Many Americans have and are continuing to struggle financially as a result of the COVID-19 pandemic. The federal government has provided stimulus payments and other emergency relief measures to help individuals in need, but many are still struggling. As a result, lawmakers and millions of Americans themselves have been pushing for another round of financial support, either in the form of a fourth stimulus check or recurring monthly payments. Read on for a guide to the latest status on additional COVID-19 stimulus measures.
STIMULUS CHECKS TO DATE
Let us begin with a review of the stimulus checks provided to date. Thus far, there have been three rounds of stimulus checks paid out. Federal distributions of stimulus payments have been as follows:
- March 2020 – $1,200 stimulus checks
- December 2020 – $600 stimulus checks
- March 2021 – $1,400 stimulus checks
These stimulus checks were distributed in the form of direct payments to many Americans across the country, largely based on annual individual or household income thresholds. In addition, the Biden administration’s American Rescue Plan initiated child tax credits in the amount of $300 per month per child aged 5 or younger and $250 per month per child aged 6-17.
THE PUSH FOR A FOURTH STIMULUS CHECK CONTINUES

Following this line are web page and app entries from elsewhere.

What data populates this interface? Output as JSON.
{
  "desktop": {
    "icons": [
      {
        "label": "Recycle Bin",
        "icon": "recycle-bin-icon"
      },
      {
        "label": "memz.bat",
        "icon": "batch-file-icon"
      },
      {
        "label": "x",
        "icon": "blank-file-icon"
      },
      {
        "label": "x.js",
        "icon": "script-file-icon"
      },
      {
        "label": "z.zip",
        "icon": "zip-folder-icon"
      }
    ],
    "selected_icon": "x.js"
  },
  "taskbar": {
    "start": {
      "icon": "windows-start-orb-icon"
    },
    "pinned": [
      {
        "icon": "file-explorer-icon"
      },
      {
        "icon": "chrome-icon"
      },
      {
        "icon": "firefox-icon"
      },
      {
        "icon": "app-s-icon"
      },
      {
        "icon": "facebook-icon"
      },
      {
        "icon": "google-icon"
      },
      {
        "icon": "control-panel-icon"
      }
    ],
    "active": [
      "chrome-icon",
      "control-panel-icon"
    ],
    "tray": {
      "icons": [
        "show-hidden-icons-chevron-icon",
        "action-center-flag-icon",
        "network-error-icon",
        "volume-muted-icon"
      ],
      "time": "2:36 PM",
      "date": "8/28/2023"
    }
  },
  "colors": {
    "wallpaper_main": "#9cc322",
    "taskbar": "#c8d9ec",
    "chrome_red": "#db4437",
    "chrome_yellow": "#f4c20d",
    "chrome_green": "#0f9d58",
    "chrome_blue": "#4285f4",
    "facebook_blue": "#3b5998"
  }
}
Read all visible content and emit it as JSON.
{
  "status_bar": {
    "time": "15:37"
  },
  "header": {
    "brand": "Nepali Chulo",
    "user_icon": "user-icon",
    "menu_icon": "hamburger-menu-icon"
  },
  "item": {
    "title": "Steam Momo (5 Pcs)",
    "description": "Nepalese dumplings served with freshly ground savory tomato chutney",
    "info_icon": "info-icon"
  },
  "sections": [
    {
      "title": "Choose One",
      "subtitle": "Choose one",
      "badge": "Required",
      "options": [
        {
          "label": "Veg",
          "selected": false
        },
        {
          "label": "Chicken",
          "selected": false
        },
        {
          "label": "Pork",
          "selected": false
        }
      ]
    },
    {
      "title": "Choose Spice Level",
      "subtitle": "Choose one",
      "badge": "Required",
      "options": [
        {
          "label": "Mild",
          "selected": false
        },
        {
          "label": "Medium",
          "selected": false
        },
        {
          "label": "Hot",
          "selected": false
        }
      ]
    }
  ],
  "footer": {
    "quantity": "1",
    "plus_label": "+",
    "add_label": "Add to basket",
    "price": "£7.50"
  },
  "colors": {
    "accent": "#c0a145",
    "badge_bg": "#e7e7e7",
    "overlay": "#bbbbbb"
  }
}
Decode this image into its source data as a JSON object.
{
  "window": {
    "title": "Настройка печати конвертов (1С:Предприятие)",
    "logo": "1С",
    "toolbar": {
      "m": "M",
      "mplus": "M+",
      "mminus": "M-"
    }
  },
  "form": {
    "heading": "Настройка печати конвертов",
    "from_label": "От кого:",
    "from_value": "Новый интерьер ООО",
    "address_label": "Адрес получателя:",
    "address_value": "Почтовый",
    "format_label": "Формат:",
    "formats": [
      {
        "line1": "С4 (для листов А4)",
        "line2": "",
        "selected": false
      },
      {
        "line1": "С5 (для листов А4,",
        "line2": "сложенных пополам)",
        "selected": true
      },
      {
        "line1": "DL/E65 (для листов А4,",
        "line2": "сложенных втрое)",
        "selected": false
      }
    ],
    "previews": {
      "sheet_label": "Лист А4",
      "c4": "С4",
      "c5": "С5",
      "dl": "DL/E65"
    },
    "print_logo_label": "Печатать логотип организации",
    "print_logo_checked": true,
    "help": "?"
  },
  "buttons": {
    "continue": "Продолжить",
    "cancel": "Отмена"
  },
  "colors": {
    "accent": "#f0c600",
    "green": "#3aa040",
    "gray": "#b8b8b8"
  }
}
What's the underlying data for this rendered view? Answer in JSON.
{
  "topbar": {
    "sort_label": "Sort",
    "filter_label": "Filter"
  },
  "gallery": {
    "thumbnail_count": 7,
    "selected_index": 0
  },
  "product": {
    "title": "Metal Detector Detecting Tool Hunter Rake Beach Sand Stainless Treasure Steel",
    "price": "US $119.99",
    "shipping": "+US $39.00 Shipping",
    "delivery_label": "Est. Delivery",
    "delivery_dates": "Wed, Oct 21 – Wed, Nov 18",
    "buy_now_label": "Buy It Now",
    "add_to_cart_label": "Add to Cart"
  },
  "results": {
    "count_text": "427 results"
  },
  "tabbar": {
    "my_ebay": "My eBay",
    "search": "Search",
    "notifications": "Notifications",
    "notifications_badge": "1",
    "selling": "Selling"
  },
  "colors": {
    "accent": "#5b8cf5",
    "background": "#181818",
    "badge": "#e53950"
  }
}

While these three stimulus checks boosted those who received them, many people are still experiencing significant financial struggles. To date, 80 Democratic lawmakers have publicly expressed their support for a fourth stimulus check, and many of those have also voiced support for $2,000 recurring monthly payments. Thus far, an online petition on Change.org calling for these recurring payments has seen over 2.63 million signatures, with a goal of 3 million in total. These recurring monthly payments would in theory go directly to low income individuals.
Given that so many Americans are struggling financially, combined with the fact that the child tax credits are set to expire in 2022, there is a big push on the part of the Biden administration and the Democratic party to pass further stimulus. Specifically, they aim to push through recurring monthly payments via the $3.5 million “human infrastructure” proposal.
Republican lawmakers are largely opposed to such a huge spending package and are attempting to push back against another round of stimulus payments. While the “human infrastructure” proposal may be met with opposition, along with the recurring monthly payments included in it, Democrats may attempt to use budget reconciliation to bypass the support that would otherwise be needed from the Republicans to pass such a measure.
Overall, there is no debating the fact that many Americans continue to struggle the financial impacts of the COVID-19 pandemic. But how to combat this and come up with a solution to address these financial issues is where many lawmakers differ. Some believe that continued spending on stimulus support is the way to go, while others are staunchly opposed. As is the case with most hot button issues, lawmakers will continue to debate head to head the best strategies to get Americans back on their feet.